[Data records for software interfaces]
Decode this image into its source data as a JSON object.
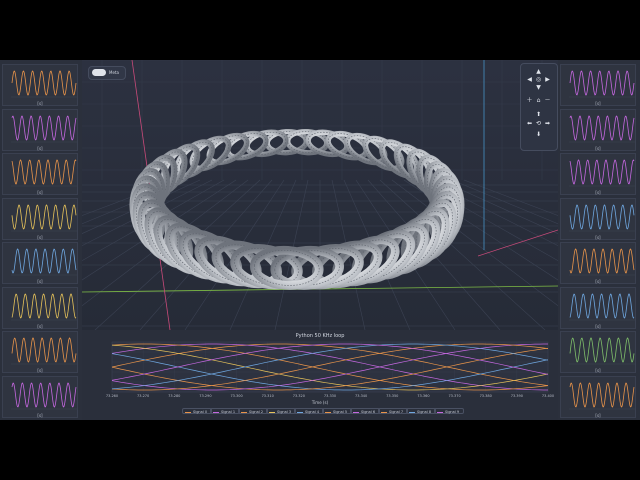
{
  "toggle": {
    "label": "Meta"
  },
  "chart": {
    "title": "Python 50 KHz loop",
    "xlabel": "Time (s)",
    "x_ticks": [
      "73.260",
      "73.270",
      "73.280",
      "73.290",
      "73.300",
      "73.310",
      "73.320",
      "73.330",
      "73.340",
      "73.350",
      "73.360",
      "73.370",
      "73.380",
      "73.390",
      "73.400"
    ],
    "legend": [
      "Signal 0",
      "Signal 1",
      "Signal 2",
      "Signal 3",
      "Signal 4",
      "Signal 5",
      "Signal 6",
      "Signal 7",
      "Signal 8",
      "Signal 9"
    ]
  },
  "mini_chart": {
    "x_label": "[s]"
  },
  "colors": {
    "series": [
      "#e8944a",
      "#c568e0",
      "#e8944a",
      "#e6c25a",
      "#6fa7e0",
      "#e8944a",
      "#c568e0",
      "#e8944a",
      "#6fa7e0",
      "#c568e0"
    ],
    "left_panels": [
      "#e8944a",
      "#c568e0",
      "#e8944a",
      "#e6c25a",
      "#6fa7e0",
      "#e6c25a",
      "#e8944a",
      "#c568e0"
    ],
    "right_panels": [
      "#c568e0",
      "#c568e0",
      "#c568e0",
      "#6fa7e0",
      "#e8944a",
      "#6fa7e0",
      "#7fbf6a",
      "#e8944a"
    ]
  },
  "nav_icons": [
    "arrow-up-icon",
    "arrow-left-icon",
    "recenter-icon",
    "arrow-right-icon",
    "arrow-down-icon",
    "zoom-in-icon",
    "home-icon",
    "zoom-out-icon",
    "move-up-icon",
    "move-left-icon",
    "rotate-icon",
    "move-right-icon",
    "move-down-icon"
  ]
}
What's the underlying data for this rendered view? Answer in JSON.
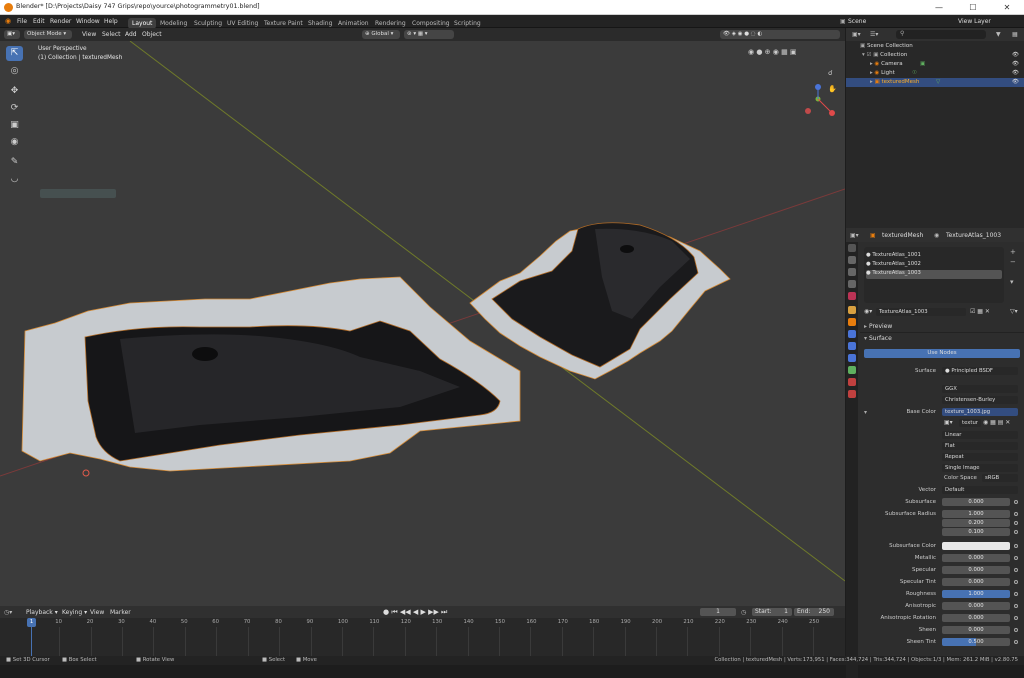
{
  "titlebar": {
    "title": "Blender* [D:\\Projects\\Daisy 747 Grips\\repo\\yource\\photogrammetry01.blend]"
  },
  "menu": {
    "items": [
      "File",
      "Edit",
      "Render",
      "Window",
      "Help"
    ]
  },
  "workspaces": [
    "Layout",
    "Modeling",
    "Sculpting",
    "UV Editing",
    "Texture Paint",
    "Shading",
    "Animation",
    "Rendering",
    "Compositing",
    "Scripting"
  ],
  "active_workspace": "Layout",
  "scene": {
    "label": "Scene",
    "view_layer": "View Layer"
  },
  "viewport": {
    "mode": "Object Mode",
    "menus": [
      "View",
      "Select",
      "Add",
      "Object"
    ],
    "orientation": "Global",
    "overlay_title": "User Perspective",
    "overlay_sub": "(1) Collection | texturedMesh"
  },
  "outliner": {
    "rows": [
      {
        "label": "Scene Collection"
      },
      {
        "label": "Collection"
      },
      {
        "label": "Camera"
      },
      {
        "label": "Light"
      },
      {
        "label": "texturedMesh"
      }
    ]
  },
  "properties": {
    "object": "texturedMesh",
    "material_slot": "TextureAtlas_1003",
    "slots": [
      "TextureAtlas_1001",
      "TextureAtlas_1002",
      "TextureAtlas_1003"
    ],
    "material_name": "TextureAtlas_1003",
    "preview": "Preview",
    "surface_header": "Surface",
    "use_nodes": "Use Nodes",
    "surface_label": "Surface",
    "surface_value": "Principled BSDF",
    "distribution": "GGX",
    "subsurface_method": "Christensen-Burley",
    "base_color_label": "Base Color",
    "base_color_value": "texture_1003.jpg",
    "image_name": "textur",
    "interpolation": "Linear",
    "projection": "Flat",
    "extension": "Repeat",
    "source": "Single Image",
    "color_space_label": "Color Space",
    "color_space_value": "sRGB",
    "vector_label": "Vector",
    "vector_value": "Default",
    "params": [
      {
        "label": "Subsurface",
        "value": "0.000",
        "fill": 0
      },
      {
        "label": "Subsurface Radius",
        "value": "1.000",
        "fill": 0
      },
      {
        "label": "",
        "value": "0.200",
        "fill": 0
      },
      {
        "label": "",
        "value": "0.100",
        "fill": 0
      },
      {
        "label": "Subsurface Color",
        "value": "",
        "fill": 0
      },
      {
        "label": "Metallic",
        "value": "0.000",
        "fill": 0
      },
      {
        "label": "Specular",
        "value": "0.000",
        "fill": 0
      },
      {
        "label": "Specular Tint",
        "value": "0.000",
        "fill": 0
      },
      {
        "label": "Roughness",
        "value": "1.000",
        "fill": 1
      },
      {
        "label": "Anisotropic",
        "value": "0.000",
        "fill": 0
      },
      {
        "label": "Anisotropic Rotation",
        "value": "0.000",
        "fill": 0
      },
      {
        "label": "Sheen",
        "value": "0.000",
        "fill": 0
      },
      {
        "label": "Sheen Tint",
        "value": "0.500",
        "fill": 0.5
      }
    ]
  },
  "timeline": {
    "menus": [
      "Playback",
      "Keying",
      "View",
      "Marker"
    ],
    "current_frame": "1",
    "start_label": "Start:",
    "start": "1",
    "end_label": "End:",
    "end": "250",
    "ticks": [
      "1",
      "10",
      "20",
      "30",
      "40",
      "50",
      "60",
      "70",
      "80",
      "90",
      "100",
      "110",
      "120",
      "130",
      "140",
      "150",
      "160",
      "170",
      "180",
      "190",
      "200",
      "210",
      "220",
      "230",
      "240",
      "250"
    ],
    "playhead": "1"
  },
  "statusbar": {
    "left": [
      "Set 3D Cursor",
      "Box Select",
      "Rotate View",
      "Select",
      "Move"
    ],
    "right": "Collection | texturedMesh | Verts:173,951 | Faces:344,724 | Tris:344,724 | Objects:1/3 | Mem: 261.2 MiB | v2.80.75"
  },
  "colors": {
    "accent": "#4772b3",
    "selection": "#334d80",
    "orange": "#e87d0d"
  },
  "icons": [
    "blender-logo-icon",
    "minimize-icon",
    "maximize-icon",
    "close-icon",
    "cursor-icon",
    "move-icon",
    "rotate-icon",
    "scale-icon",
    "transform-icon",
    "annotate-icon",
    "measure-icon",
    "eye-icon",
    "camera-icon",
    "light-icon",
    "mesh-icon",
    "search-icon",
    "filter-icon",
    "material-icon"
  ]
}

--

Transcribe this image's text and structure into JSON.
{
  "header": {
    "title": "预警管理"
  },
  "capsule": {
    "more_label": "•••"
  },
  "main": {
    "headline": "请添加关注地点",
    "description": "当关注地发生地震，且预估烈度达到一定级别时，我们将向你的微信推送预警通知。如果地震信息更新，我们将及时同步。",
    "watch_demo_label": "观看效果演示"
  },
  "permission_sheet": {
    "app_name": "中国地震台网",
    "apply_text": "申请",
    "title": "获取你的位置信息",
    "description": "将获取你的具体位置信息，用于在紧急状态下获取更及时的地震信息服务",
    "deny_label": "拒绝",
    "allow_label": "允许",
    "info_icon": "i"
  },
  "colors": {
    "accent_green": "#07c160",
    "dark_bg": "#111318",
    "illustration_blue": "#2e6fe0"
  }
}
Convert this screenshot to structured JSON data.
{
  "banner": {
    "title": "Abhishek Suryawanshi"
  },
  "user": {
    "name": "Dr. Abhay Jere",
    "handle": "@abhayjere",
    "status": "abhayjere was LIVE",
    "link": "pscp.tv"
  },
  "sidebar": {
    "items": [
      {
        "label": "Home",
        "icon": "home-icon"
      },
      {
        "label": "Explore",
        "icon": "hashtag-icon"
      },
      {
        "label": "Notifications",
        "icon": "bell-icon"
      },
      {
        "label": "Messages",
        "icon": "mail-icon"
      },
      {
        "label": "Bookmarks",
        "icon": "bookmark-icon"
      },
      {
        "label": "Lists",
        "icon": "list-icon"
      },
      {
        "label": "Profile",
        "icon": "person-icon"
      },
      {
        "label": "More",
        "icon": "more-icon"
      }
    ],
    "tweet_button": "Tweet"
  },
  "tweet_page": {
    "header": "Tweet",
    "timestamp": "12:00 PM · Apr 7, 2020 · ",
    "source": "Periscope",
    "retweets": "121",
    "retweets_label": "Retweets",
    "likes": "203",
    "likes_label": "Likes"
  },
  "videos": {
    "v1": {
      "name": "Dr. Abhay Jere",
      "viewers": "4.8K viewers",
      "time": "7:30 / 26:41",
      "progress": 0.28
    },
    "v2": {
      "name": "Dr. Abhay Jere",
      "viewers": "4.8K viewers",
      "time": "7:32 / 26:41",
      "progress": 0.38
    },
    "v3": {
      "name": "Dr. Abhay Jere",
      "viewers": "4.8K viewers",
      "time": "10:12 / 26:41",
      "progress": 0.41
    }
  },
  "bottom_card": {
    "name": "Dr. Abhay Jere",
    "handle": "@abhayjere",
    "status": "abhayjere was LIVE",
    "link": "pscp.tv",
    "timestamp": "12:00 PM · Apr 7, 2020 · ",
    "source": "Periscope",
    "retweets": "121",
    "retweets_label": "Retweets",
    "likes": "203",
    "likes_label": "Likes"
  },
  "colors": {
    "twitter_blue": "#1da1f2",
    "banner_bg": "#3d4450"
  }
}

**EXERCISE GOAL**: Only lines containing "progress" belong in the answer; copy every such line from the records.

**EXERCISE ANSWER**:
      "progress": 0.28
      "progress": 0.38
      "progress": 0.41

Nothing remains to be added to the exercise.